In this case, the impact of the train sheared the truck in two, leaving the bed behind and dragging the cab with its passengers nearly a mile. "A locomotive, as we’ve got here, takes approximately one mile to stop if it would hit a vehicle," said Prichard, W.V., Volunteer Fire Department Deputy Chief Mark Neuman.

Firefighters say one of the most unsettling parts of the accident is where it happened — a private railroad crossing with no signals, lights or warning signs. "The ones that aren’t marked are the most dangerous and we could see today this was a dangerous situation," said Neuman.

In 2010, there were 273 collisions killing 36 people at railway crossings on private roads alone, according to the latest statistics from the Federal Railroad Administration (FRA). The Endicott’s pick up was struck by a Norfolk Southern train pulling 110 coal cars. Of fifty railroads noted by the FRA, Norfolk Southern had the highest number of collisions in 2010.

West Virginia ranked 14th in number of collisions at private railway crossings. According to FRA statistics, the four states with the most collisions at private crossings are: Texas, Illinois, Louisiana and California.

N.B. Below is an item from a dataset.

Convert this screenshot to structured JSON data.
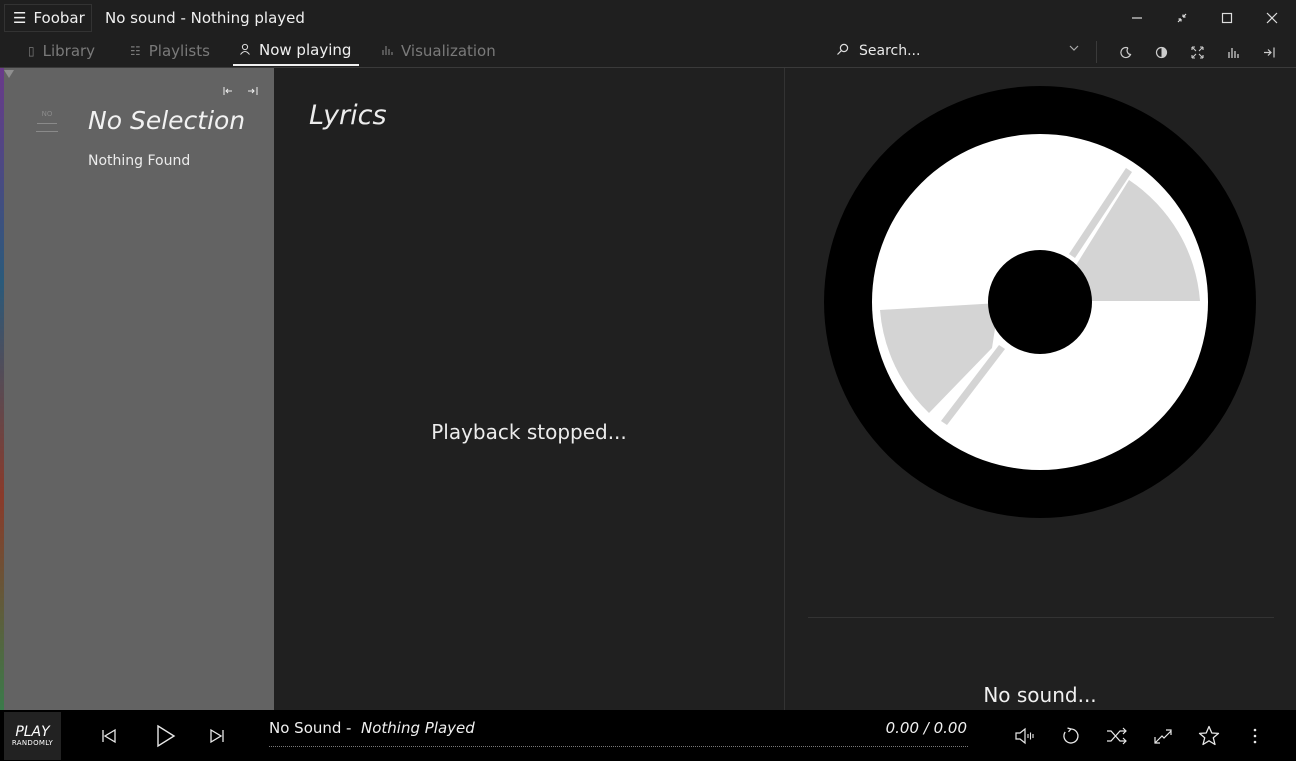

This tragic situation is needlessly played out all too often at unmarked crossings on private roads. A similar family tragedy took place in Tipton, MO, when two individuals were killed by a Union Pacific train as they turned off of Highway 50 to enter the MFA facility. A similar crash occurred in Weatherford, Texas when a young man was killed at a private railroad crossing. In both crashes, the railroad failed to adequately maintain the approaches to the crossing, unmaintained signage at the crossing, and a failure to install a whistle post to alert drivers of an approaching train. Both crossings suffered from improper and inadequate sight lines that obscured an approaching train until drivers were already on top of the railroad tracks.

Every railroad crossing can prove dangerous. but, ultimately, it is the railroad company’s responsibility for maintaining a safe crossing, even though it is on a private crossing.

[More information on Railroad Crossing Accidents and Train Safety]

(c) Copyright 2010 Brett A. Emison